The Federal Emergency Management Agency said it has already disbursed at least $22 million to nearly 5,200 families in New York City. More than 38,000 households have applied for aid. In New Jersey, assistance to some 39,000 families is still pending, while FEMA has paid out about $11 million to nearly 3,000 families.
Thus far, about $10 million in flood insurance claims has been paid out in New Jersey to 6,000 policy holders, according to FEMA. In New York City's five boroughs, about $3 million has been disbursed for 2,600 flood insurance claims.
Flood insurance, offered through the National Flood Insurance Program, is generally required for mortgages on properties considered to have a roughly 1 in 100 chance each year of flooding — but is optional for everyone else. Some see it as an unnecessary cost, even as severe weather now strikes with more frequency and greater intensity.
“You never know, particularly with the way the world is acting right now, when that flood is going to occur in your neighborhood,” said Michael Wade, a FEMA spokesperson.
“All you got to do is look at this particular storm,” he said, “and you’ll see that people who didn’t live in flood plains — and who have never been flooded before — all of a sudden they get inundated with 6 inches of rain an hour. Now they got problems.”
John and Roseann Kiernan’s neighborhood in Rossmoor, a sprawling senior living development in Monroe Township in central New Jersey, is 20 miles from the coastline and not near any major rivers. The Kiernans and others said they were told over the years that they didn’t need flood insurance because the area isn’t in a flood zone — even though the neighborhood flooded in 2005.

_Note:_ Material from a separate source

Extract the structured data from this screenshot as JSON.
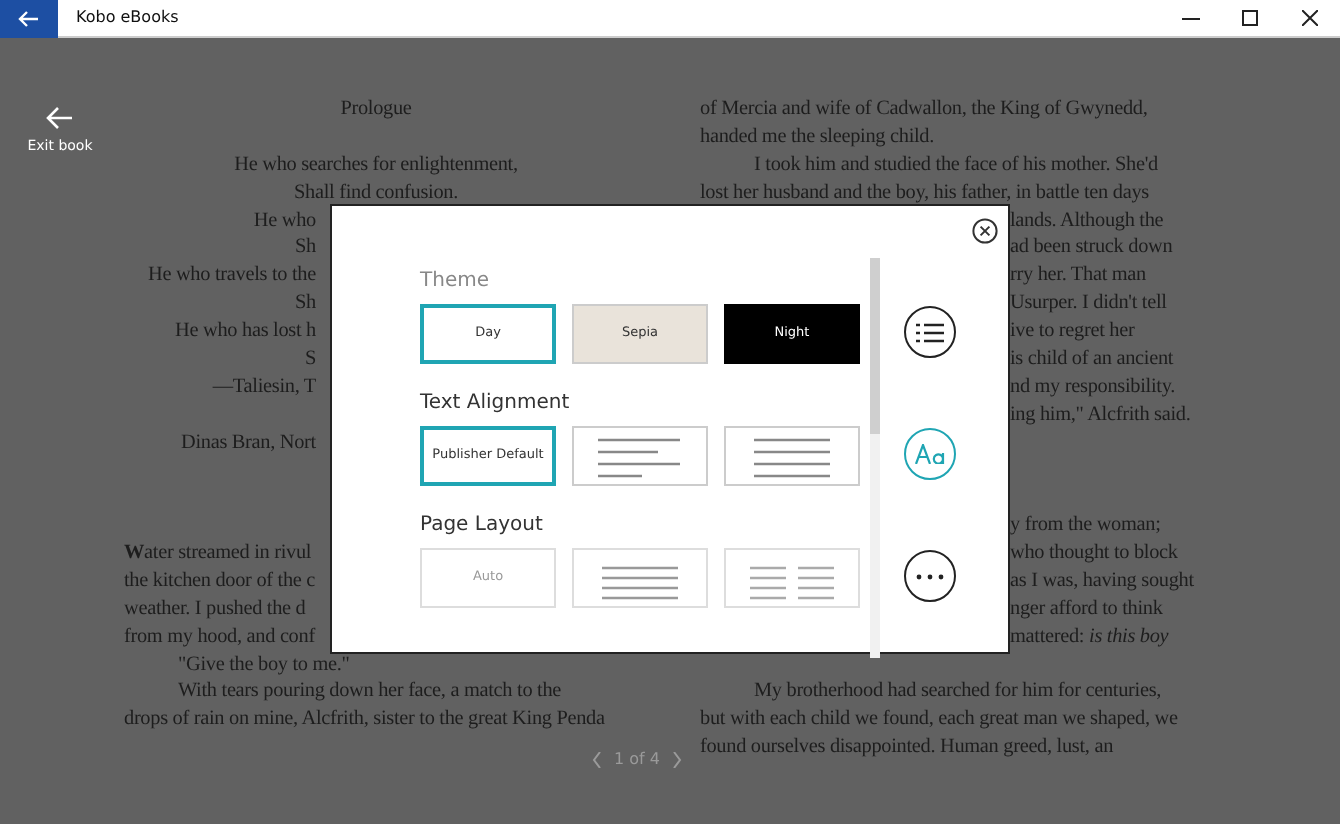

John Kiernan’s mother previously owned the house and had flood insurance that cost about $650 per year, he said. She died eight years ago, and they eventually let the insurance lapse. Now, the Kiernans estimate it will cost $100,000 to get their house back to a livable condition and replace their car.
Their existing policy “covered nothing,” said John Kiernan, a retired corrections officer. “The insurance company sent out some very nice, understanding people, they listened to everybody for an hour or so, then basically said, ‘You’re not getting anything.’ So that’s the way it is.”
Around the corner from the Kiernans, Joan Russo and her husband have lived in the same house for 16 years and moved in a few days before the flooding in 2005. Their house suffered extensive water damage during Henri, forcing them to move in with her son’s family in another town.
“When we were getting our insurance, they said, ‘You’re not in a flood area, there’s no need for that,’” she said. “You listen to the supplier and they say you don’t need it, so you don’t get it.”
Back in Queens, Sahadeo Bhagwandin worries about how he will get his family back home. They've been spending nights at a hotel, courtesy of the Red Cross, ever since the flooding.
“I don’t know how I’ll fix this,” said Bhagwandin, a structural engineer, as he pointed to a thick fissure in his basement wall. It could cost upward of $125,000 to repair his home’s foundation, which buckled after floodwaters gushed into the basement.
Until a few years back, Bhagwandin said, he had flood insurance — bought after a 2007 storm inundated streets — but the policy was later canceled.
Some of his neighbors, especially working-class immigrants who face language barriers, aren't as familiar with the complexities of property insurance and might not have realized they needed separate coverage for acts of God like flooding and earthquakes.
Even if they were aware of the risk of flooding, he said, their financial priorities might have been elsewhere.
“It’s not a rich community," Bhagwandin said. "People try to save every dollar they have to do something else with it, instead of buying flood insurance."